On May 7, 2023, Kimberly Kotar completed a half-marathon. That’s impressive in its own right—only more so when you learn that, due to her transverse myelitis, Kotar was once unable to walk. She regained the ability after intensive physical therapy. Now, the founder of the Canadian Transverse Myelitis Association does all that she can to raise awareness—and support others within her community.
In reporting from Montreal CTV News, Kotar finished this half-marathon alongside a very special partner: 7-year-old Mila Goolab, who also has transverse myelitis. Mila was diagnosed at just 17 months old and struggles with mobility; Kotar pushed her across the finish line in a wheelchair. However, both physical and occupational therapy have benefited Mila and helped her to build strength. The girl has been working up to a point where she might be able to walk.
Unfortunately, the local health authority told the Goolab family that Mila was most likely unable to improve; as a result, they would not cover 50% of the therapy hours that Mila has been partaking in. The family is now left to cover $120/hr for her therapy. Through the half-marathon, Kotar hoped to fundraise thousands of dollars to assist the Goolab family.
What is Transverse Myelitis (TM)?
If you break down the name of this neurological disorder, you can better understand it. Transverse means to extend across something; myelitis refers to white and gray matter infection/inflammation within the spinal cord. So transverse myelitis is a condition in which the spinal cord becomes inflamed, causing dysfunction and sensory issues throughout the body. People between 10-19 and 30-39 are most likely to develop transverse myelitis.
There are a number of conditions that could play a role in spinal cord damage and transverse myelitis, such as multiple sclerosis, viral infections, vascular disorders, parasites, bacterial infections, and fungal infections. For a more comprehensive list of causes, check out NINDS.
Symptoms relating to this condition may include:
- Sensations of numbness, tingling, burning, or coldness
- Sensitivity to extreme temperatures or clothing
- Lower back pain that may radiate to the legs, arms, chest, or abdomen
- Fast-progressing weakness in the legs and arms
- Partial or complete paralysis of the legs
- Foot drop
- Bladder or bowel dysfunction (changes in urinary urgency/frequency, incontinence, constipation)

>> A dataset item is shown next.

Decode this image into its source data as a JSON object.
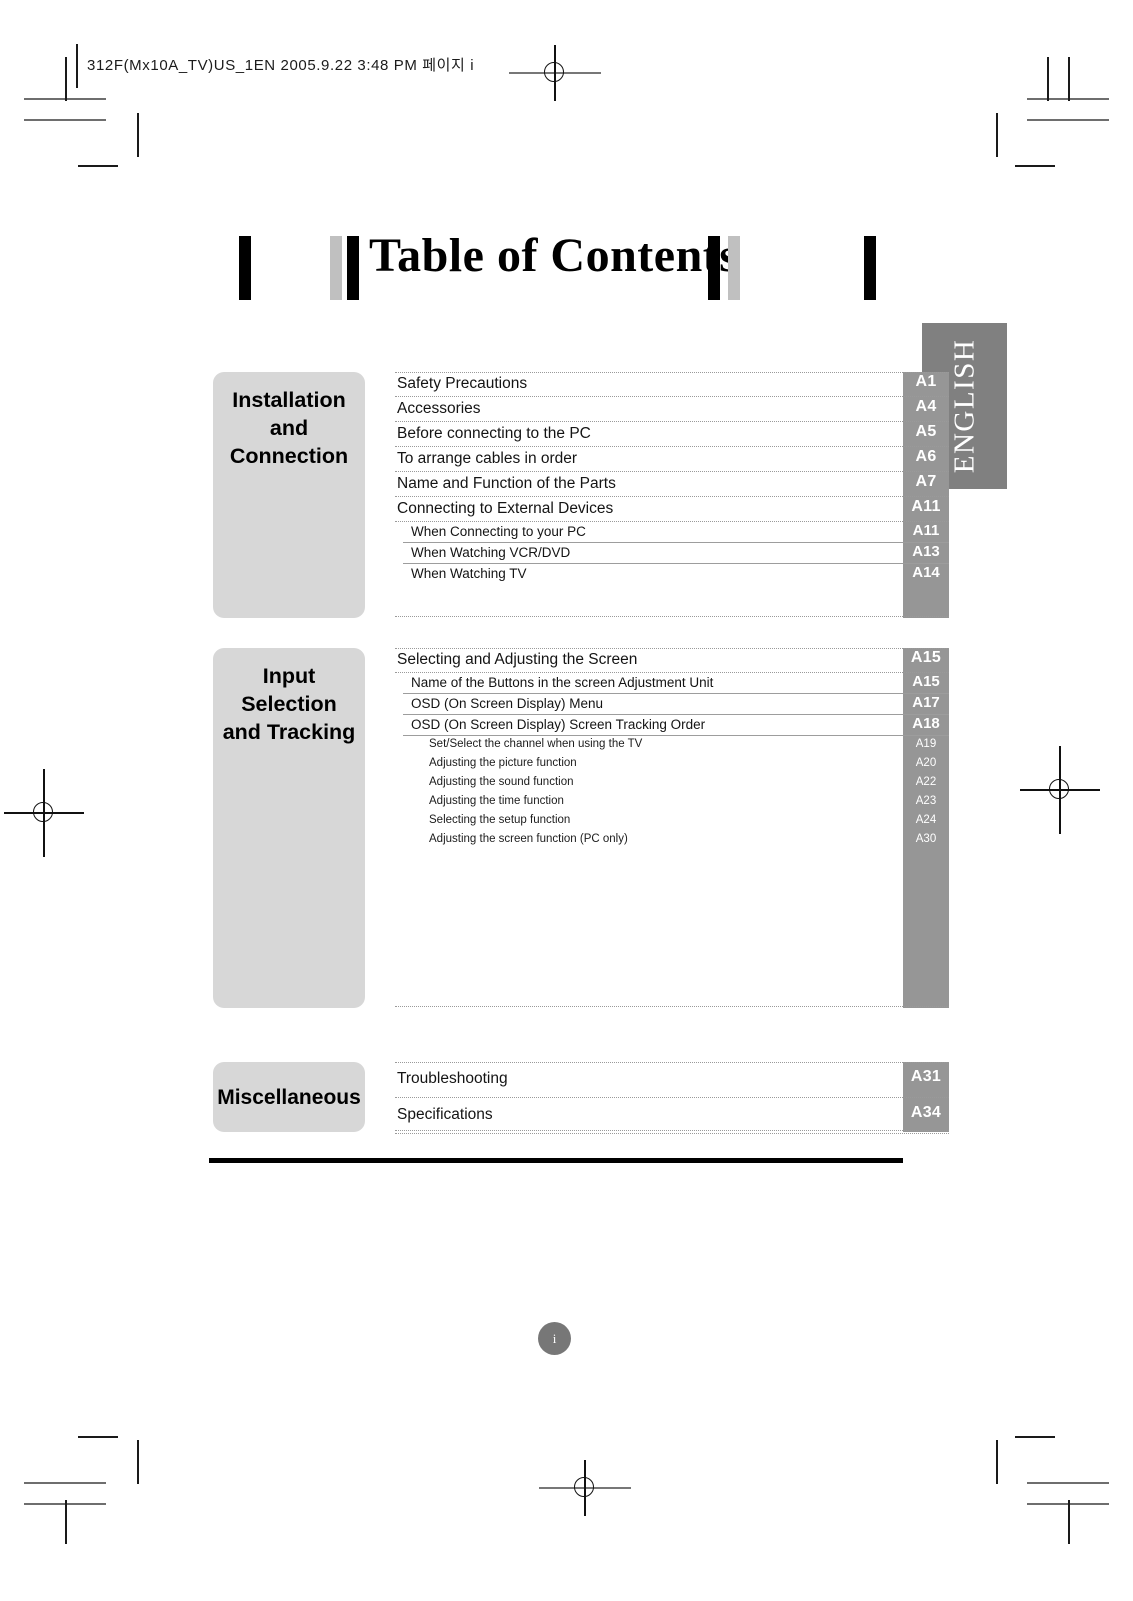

If you have transverse myelitis, there are multiple approaches to treatment that your doctor might take. You may use intravenous steroids, antiviral or pain medication, plasma exchange therapy, or medication to prevent attacks or complications. Speak with your doctor to determine your best course of treatment.